• [ASSIGNMENT] Would you please write out each entry precisely as given?

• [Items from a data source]

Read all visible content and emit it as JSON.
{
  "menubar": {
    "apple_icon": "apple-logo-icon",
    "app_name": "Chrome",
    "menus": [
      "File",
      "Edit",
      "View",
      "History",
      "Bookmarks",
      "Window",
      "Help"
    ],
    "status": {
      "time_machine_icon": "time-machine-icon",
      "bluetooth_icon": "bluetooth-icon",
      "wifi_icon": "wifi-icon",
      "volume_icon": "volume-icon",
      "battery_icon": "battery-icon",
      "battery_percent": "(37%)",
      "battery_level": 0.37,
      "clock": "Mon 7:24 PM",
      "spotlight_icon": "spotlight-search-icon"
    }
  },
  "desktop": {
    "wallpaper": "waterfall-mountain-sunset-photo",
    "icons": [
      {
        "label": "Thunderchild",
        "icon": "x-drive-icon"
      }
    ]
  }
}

• [ANSWER SECTION]
Read all visible content and emit it as JSON.
{
  "menubar": {
    "apple_icon": "apple-logo-icon",
    "app_name": "Chrome",
    "menus": [
      "File",
      "Edit",
      "View",
      "History",
      "Bookmarks",
      "Window",
      "Help"
    ],
    "status": {
      "time_machine_icon": "time-machine-icon",
      "bluetooth_icon": "bluetooth-icon",
      "wifi_icon": "wifi-icon",
      "volume_icon": "volume-icon",
      "battery_icon": "battery-icon",
      "battery_percent": "(37%)",
      "battery_level": 0.37,
      "clock": "Mon 7:24 PM",
      "spotlight_icon": "spotlight-search-icon"
    }
  },
  "desktop": {
    "wallpaper": "waterfall-mountain-sunset-photo",
    "icons": [
      {
        "label": "Thunderchild",
        "icon": "x-drive-icon"
      }
    ]
  }
}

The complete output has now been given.